I have to thank my photo scout, Joni, the Border Collie, for finding me these little models last night. And also my lighting assistant, +Ellie Kennard for holding the flashlight. These two poor little kits were immobilized by the barking of my scout and their mother was nowhere to be seen. I can only assume that they were reunited in the night (and lived happily ever after) as in the morning they were nowhere to be seen.

Check this out on Google+


Our Family of Dogs in France

We were quickly scanning old photos from our time in France when we came across this one of +Ellie Kennard taken about 20 years ago. At the time we had a beautiful German Shepherd Vicky, our old Joni and the playful Lhasa Apso, Millie. (Our young neighbour had difficulty pronouncing Millie so in time her name became Mellie, then evolved into Melanie.)
My posts are all on my blog: .

I wanted to share this in honour of the new today photo theme #WoofWednesday +Woof Wednesday curated by +Sandra Nesbit and +Debbie Drummond . Congratulations on launching the new theme!
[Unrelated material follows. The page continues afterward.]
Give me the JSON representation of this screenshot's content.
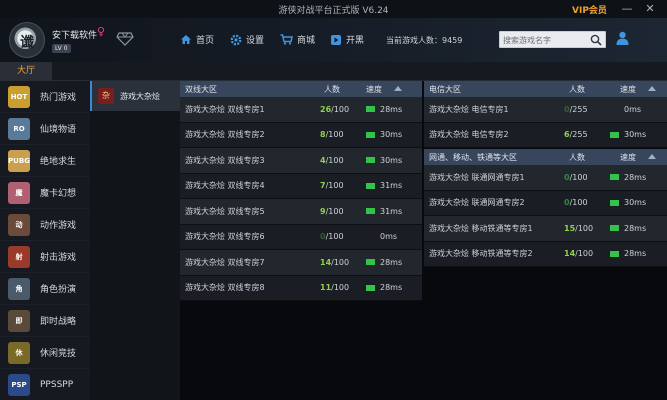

Check this out on Google+


Baby Bandits

Baby Raccoons - Steven Kennard 2014
Baby Raccoons – Steven Kennard 2014

As you can see, there were developments following my last posting of the uninvited guest in our cupola ( ).

What we didn’t know, was that she had a bunch of kids with her. If you read Ellie Kennard’s posting with her photo here  you can read the story up to the point where we had screwed a board across the opening and then gone out for the evening.

And then…

When we got back, pandemonium had broken out! There were screams from inside the cupola (they make a lot of noise for such cute little things) and frantic noises from the mother as she ripped and tore at the slats and board trying to get at her babies. (They must have been hiding within the rafters when we looked into the hole, so that we didn’t see any signs of them.)

At 10:30 pm, therefore, in the dark, I was faced with the prospect of getting up on the roof with a frantic, protective big mother raccoon to try to unscrew the plank we had put over the hole. I didn’t fancy that much, but the thought of letting those babies starve to death while the mother tore all the shingles off our roof appealed less. What I did, in the end, as you can see, was to climb to the top of the ladder and use a long stick to force the two bottom slats off. This allowed the mother to get in (they flatten themselves to the size of a rug) and reassure the kits. She tried to get them to leave with her, but they wouldn’t go. This photo was taken 11:13 pm, in the pitch dark, with a work light illuminating the faces of these little masked bandits.

Ellie is convinced that the mother knew that we were trying to help and did not represent a threat, which was why she did not attack me.

And Finally

For those who want to know how we finally managed to get our guests to vacate, the secret was simpler than we could have guessed. They apparently hate rock music. So we put a radio in the bedroom under the cupola, turned our local rock station on full blast and left it on. Within 1 hour she was moving them out. With a lot of complaining and fussing the babies eventually must have followed her over the roof and down the crab apple tree to seek a quieter neighbourhood.  They are wild animals. They will be happier in the wild as we will be happier with them in it. (They look soft and fluffy, by the way, but their fur is actually very coarse and stiff even as babies.)